The Austro-Hungarian Army in the Great War from 1914 to 1918.
Uniforms, strength, organization, military leaders, losses.
Austria-Hungary had been worsted by the French in 1859, and in 1866 trounced by Prussia. Since then the army had been reformed on the Prussian model, but not for forty-eight years tested in war.
The population, 50,000,000 in 1914, was a complex racial mixture. Germans were the ruling group in Austria, Magyars in Hungary. Poles in Austria and Croats in Hungary had special privileges. Ruthenes, Czechs, Slovaks, Slovenes, Serbs, Italians, and Romanians were potentially disaffected. Languages, literacy, religions, and racial characteristics differed widely. Slav races formed two-thirds of the infantry, and the Germans in charge notoriously lacked the high martial seriousness of the Prussians. Yet, if the sottish chaos described by Jaroslav Hasek, a Czech writer, in The Good Soldier Schweik, typified one side of the coin, there was another: to many the army was an ideal of the empire as a supranational society.
At the beginning of 1914 the peace strength of the Austro-Hungarian army was some 450,000. On mobilization, it rose to over 3,000,000, of which some 1,800,000 formed the field army of six armies, in all sixteen army corps – mostly of three divisions, some reserve divisions – and eleven cavalry divisions.
In a war against Serbia, the III, V, and VI Armies would be deployed in the south, according to Plan B (Balkans); but in a war against Russia and Serbia, Plan R, the III Army would be deployed northeast with I, II and IV in the Galician plains beyond the Carpathian mountains.
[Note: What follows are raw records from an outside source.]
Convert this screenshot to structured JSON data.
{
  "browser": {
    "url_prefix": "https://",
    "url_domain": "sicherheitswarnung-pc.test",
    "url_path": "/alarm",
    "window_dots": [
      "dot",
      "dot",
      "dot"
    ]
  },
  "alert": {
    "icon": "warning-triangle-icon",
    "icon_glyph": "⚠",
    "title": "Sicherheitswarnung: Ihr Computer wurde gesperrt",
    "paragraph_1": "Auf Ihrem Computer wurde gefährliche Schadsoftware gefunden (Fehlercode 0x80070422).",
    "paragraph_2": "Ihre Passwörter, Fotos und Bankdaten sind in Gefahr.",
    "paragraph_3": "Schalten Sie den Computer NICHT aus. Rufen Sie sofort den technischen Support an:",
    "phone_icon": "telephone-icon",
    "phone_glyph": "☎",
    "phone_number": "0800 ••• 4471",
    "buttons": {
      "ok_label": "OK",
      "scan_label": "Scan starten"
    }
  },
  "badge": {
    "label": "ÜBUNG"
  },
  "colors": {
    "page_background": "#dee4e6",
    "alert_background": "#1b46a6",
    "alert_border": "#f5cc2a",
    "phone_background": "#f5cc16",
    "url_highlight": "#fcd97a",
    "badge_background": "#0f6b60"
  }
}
By ordering partial mobilization on 25th July the army, was committed to Plan B, until the III Army could be recalled from the Serbian front.
General Conrad von Hötzendorf, chief of general staff, sixty-two, a cavalryman, hard-working, spartan, a writer on tactics and training, was, like Foch, a firm apostle of the offensive. His recipe for victory against Russia was an early attack before the vast manpower of the enemy could be brought into action, but that plan was now seriously compromised by partial mobilization. Conrad would command the northern armies, General Potiorek, another spartan, keen, vain, incompetent, with powerful court connections, responsible for the muddle that had given the Sarajevo assassins their chance, would command against Serbia.
AUSTRIA-HUNGARY (July 28, 1914 – November 3, 1918)
- Soldiers available on mobilization = 3,000,000+
- Army strength during the war = 8,322,000
- KIA Military = 1,200,000
- Wounded Military = 3,620,000
- Civilian losses (Serbia and Austria together) = 1,000,000